      I say bravo to Lady Cockburn for managing such a coiffure (her maid?) and keeping all those little hands from pulling it down to strings. Poor woman, a Macaw to take care of on top of everything else.

      • I’m sure the maid has a lot to do with her coiffure!

        Interestingly, I’m showing more cleavage that I did 5 years ago. I guess I have a French attitude towards matrimony (well, 19th century French, I don’t know how they feel about it today!). As an unmarried woman, you are safer more covered up, and you really need men to assess you and like you for your personality, not your figure. As a married woman, my dress is only influenced by what I like, and by what Mr D likes (and trust me, if he had his way I would show way more cleavage and legs than I do!), so I feel free to show more skin than I did as an unmarried woman. Also, I feel that when I was in my late teens and early 20s, a more innocent mode of dress suited me. At almost thirty (eek!) a more sophisticated look goes with my age better. More sophisticated doesn’t always mean cleavage, but it can.

        But if I had just been pregnant 3 years in a row, you better believe I would be covered up like Lady C!

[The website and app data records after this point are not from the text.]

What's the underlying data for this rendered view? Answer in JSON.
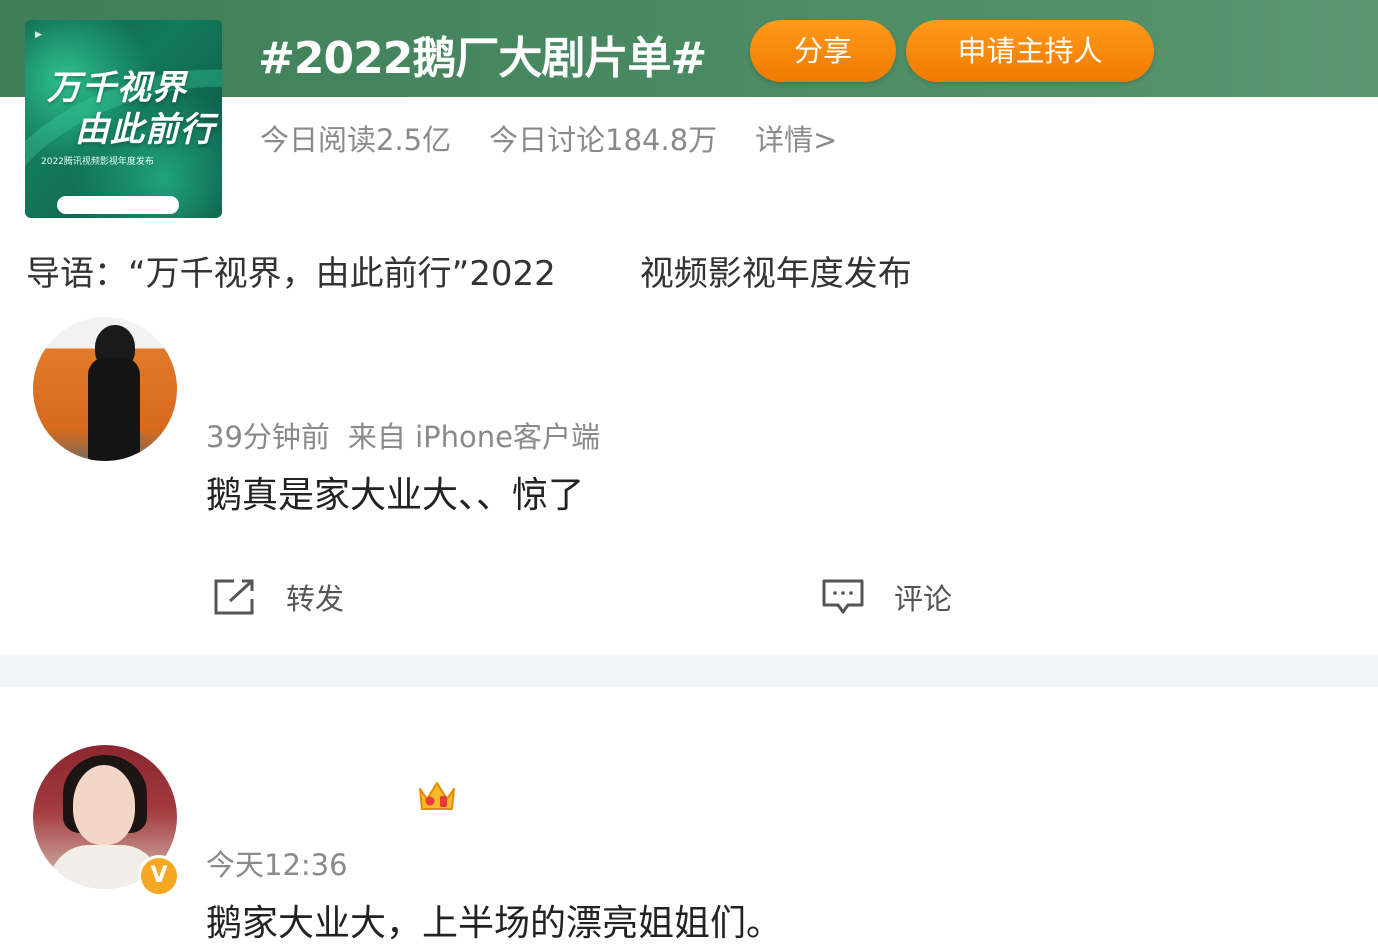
{
  "topic": {
    "title": "#2022鹅厂大剧片单#",
    "share_label": "分享",
    "apply_host_label": "申请主持人",
    "read_today": "今日阅读2.5亿",
    "discuss_today": "今日讨论184.8万",
    "details_link": "详情>",
    "intro_part1": "导语：“万千视界，由此前行”2022",
    "intro_part2": "视频影视年度发布",
    "cover": {
      "line1": "万千视界",
      "line2": "由此前行",
      "sub": "2022腾讯视频影视年度发布"
    }
  },
  "posts": [
    {
      "meta_time": "39分钟前",
      "meta_source": "来自 iPhone客户端",
      "text": "鹅真是家大业大、、惊了",
      "repost_label": "转发",
      "comment_label": "评论"
    },
    {
      "meta_time": "今天12:36",
      "text": "鹅家大业大，上半场的漂亮姐姐们。",
      "verified_badge": "V"
    }
  ],
  "colors": {
    "header_green": "#3f7f57",
    "button_orange": "#f07a00",
    "verified_gold": "#f7a823"
  },
  "icons": [
    "repost-icon",
    "comment-icon",
    "crown-icon",
    "verified-icon"
  ]
}
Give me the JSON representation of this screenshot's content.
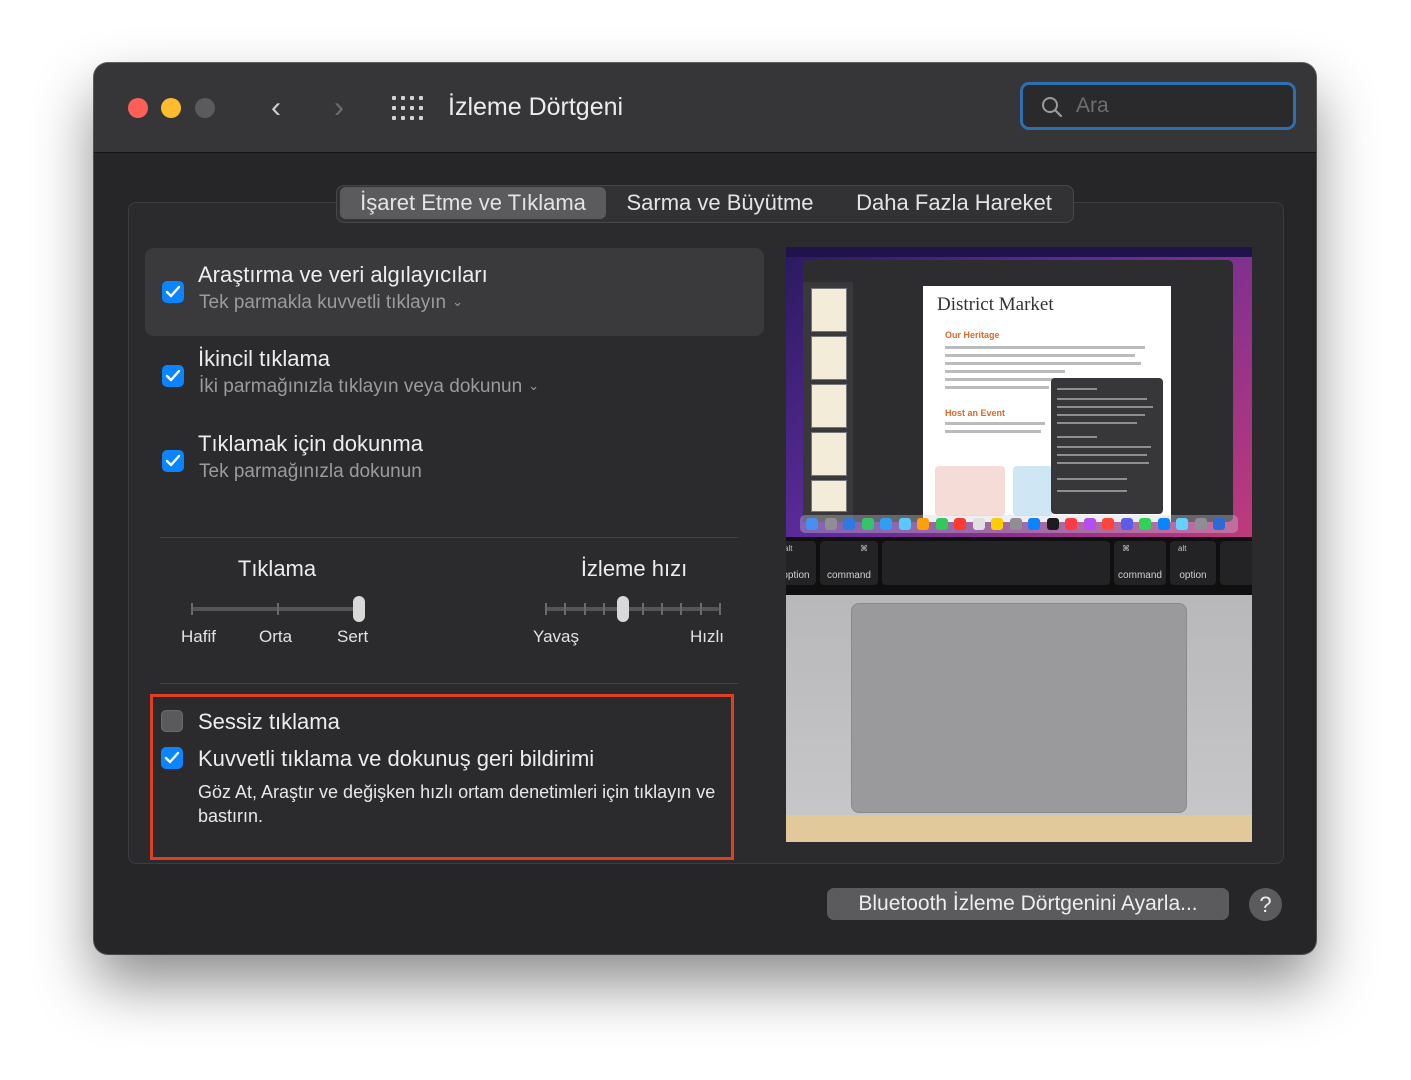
{
  "window": {
    "title": "İzleme Dörtgeni",
    "search_placeholder": "Ara"
  },
  "tabs": [
    {
      "label": "İşaret Etme ve Tıklama",
      "selected": true
    },
    {
      "label": "Sarma ve Büyütme",
      "selected": false
    },
    {
      "label": "Daha Fazla Hareket",
      "selected": false
    }
  ],
  "options": [
    {
      "label": "Araştırma ve veri algılayıcıları",
      "sub": "Tek parmakla kuvvetli tıklayın",
      "checked": true,
      "has_menu": true
    },
    {
      "label": "İkincil tıklama",
      "sub": "İki parmağınızla tıklayın veya dokunun",
      "checked": true,
      "has_menu": true
    },
    {
      "label": "Tıklamak için dokunma",
      "sub": "Tek parmağınızla dokunun",
      "checked": true,
      "has_menu": false
    }
  ],
  "click_slider": {
    "title": "Tıklama",
    "labels": [
      "Hafif",
      "Orta",
      "Sert"
    ],
    "selected": "Sert"
  },
  "speed_slider": {
    "title": "İzleme hızı",
    "min_label": "Yavaş",
    "max_label": "Hızlı",
    "value_step": 4,
    "steps": 10
  },
  "silent_click": {
    "label": "Sessiz tıklama",
    "checked": false
  },
  "force_click": {
    "label": "Kuvvetli tıklama ve dokunuş geri bildirimi",
    "checked": true,
    "description": "Göz At, Araştır ve değişken hızlı ortam denetimleri için tıklayın ve bastırın."
  },
  "preview": {
    "doc_title": "District Market",
    "doc_heading": "Our Heritage",
    "doc_heading2": "Host an Event",
    "key_labels": [
      "option",
      "command",
      "command",
      "option"
    ],
    "key_symbols": [
      "alt",
      "⌘",
      "⌘",
      "alt"
    ]
  },
  "footer": {
    "bluetooth_button": "Bluetooth İzleme Dörtgenini Ayarla...",
    "help_button": "?"
  }
}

    • You know, this is really interesting–I recall noting the opposite observation in regard to age and coverage when looking at some Hogarth prints–the younger women were wearing kercheifs, while the older women in the prints had exposed decolletage. Extremely unscientific data on my part–these were just a few prints, and I haven’t done any sort of numerical data gathering (# of younger vs older women with kercheifs or anything). But clearly a complicated issue–and I think that often, our modern notion of what’s sexual is difficult to untangle from the historical perspective.

      Regardless, this lady just looks…tired. LOL…I would be, too! Even with wet nurses and, probably, a parrot-keeper.

  4. Rowenna…fascinating. You got what I meant. I was writing from a historical perspective. Not sure where the notion of “feminist paranoia” about buying into a patriarchal worldview” comes at all into what I was writing about. I was wondering about the HISTORICAL link between marital status and age and exposed or unexposed decolletage in women’s dress in the 18th century! As for modern culture, Hollywood certainly doesn’t provide many examples of the hypothesis that women cover up more as they get older. Look at Helen Mirren!! 🙂 We now live in the age of the “Yummy Mummy” after all. Yeesh!

Comments are closed.